TASK INSTRUCTIONS:
Look for the word "icon" in the material below. Copy each line that has it.

EXERCISE MATERIALS section start

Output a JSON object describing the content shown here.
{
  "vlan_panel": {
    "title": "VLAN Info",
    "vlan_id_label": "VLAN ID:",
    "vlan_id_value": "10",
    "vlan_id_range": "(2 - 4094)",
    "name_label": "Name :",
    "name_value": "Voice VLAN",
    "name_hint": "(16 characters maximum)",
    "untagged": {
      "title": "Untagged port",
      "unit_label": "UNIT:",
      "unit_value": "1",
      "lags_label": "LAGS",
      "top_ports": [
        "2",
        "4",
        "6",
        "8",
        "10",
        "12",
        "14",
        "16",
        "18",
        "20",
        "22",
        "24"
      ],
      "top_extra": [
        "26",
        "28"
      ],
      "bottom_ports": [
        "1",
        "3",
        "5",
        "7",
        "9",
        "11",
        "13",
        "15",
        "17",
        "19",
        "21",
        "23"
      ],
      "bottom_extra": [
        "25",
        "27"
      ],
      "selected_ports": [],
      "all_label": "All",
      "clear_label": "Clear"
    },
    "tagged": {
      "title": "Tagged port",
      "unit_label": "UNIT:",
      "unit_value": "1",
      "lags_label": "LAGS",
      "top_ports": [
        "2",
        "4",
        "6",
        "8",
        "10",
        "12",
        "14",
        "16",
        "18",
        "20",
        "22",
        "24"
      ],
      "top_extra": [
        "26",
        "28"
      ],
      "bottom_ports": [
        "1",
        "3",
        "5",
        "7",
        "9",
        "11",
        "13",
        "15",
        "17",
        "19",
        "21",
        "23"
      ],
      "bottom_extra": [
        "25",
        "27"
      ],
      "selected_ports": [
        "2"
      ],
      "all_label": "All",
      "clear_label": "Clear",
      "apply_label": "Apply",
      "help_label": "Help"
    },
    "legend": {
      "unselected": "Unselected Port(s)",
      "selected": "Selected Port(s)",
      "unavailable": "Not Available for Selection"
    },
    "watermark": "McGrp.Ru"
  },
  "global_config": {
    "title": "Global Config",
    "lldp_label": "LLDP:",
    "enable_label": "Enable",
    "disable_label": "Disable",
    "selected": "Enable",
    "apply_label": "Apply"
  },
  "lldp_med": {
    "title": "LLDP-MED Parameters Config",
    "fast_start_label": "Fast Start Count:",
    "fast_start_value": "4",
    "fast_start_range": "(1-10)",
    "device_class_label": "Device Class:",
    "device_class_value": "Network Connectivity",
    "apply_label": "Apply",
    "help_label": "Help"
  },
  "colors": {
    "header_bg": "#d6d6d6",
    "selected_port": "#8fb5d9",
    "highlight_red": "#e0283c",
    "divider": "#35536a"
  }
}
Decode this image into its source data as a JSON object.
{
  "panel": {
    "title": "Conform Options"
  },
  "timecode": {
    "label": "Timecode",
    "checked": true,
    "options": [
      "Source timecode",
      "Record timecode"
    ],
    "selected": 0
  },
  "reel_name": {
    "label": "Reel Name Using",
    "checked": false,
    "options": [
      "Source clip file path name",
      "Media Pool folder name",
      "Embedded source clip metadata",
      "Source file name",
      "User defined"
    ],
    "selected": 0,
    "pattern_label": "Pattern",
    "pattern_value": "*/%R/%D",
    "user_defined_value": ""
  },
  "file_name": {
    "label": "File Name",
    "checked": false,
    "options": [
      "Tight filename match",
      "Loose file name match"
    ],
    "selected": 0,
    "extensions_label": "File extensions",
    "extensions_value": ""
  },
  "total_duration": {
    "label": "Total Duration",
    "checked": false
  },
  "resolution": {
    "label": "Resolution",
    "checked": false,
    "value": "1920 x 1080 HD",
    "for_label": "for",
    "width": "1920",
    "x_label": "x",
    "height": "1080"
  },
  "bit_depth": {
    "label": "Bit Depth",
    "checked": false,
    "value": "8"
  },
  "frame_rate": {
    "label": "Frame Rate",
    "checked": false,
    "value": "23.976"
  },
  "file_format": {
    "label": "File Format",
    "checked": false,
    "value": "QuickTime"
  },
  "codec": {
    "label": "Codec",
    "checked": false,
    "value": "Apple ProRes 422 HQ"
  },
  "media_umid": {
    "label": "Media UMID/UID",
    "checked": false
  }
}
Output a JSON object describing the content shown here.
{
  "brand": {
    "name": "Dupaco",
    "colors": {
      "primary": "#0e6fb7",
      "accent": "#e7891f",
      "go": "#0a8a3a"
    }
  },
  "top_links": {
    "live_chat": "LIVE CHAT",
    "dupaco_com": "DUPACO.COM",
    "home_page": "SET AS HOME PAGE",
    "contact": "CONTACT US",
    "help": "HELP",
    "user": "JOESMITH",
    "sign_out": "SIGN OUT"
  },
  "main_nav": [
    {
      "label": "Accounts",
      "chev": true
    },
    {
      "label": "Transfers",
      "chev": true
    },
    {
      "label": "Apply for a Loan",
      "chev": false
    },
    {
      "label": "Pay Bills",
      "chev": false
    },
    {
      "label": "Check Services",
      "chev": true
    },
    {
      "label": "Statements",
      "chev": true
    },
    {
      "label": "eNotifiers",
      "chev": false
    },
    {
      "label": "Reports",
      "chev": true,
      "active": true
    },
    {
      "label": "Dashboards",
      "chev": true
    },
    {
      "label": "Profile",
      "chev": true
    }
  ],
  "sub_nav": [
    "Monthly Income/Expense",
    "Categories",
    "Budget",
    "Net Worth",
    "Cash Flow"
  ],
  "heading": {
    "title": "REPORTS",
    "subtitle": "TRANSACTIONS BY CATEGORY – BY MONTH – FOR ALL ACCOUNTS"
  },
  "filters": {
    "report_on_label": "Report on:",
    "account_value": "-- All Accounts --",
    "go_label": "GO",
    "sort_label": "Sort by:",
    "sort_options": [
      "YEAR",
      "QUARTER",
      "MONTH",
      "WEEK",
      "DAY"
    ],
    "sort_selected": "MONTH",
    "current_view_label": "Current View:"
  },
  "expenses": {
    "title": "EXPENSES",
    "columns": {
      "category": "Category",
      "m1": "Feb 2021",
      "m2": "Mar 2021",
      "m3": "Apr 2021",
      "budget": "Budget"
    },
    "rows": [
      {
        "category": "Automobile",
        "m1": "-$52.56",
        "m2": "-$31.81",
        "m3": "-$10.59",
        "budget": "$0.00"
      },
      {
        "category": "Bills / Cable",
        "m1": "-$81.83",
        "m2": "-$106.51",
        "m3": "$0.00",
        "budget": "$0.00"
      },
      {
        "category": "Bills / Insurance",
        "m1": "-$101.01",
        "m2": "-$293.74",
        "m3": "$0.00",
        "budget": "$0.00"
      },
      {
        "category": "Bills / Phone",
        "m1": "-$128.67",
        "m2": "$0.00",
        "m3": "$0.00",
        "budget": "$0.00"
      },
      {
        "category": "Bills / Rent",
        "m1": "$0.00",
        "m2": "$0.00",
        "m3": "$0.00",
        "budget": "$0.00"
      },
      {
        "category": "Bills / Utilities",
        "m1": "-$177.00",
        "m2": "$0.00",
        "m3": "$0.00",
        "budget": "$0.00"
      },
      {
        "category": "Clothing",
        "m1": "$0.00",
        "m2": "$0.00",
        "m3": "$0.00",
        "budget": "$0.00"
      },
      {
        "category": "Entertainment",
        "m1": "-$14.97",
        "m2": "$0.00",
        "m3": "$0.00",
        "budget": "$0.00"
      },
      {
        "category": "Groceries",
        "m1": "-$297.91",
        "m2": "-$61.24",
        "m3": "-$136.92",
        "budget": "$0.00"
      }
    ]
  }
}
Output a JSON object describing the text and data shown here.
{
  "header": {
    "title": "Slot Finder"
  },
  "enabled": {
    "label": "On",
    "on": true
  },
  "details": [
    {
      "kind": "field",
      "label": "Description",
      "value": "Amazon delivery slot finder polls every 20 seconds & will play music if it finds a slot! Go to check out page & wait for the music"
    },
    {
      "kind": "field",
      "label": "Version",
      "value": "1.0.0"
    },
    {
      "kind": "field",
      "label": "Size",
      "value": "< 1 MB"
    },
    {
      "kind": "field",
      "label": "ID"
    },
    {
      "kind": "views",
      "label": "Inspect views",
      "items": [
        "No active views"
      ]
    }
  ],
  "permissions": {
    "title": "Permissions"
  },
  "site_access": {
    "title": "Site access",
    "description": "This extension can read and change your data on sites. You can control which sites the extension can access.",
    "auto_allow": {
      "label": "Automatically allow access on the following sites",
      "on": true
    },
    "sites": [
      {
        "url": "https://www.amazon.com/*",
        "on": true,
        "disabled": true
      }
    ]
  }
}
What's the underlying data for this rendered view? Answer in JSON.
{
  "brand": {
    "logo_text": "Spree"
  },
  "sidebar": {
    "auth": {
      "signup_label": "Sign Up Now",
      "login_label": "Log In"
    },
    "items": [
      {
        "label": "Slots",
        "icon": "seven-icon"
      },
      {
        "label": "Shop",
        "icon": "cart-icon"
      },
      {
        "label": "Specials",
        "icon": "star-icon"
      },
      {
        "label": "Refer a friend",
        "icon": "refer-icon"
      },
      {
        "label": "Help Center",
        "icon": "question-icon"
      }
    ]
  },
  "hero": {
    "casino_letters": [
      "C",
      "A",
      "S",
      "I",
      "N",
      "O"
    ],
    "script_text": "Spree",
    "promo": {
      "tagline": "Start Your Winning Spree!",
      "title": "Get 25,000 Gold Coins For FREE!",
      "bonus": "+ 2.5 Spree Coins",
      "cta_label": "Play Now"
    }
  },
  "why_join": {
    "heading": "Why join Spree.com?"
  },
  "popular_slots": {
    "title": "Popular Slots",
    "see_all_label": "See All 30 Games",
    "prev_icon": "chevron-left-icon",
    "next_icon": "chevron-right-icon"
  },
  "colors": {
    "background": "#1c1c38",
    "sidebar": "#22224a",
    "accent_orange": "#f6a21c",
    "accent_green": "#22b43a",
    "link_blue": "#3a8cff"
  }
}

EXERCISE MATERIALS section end

SOLUTION FOR THIS TASK:
        "icon": "seven-icon"
        "icon": "cart-icon"
        "icon": "star-icon"
        "icon": "refer-icon"
        "icon": "question-icon"
    "prev_icon": "chevron-left-icon",
    "next_icon": "chevron-right-icon"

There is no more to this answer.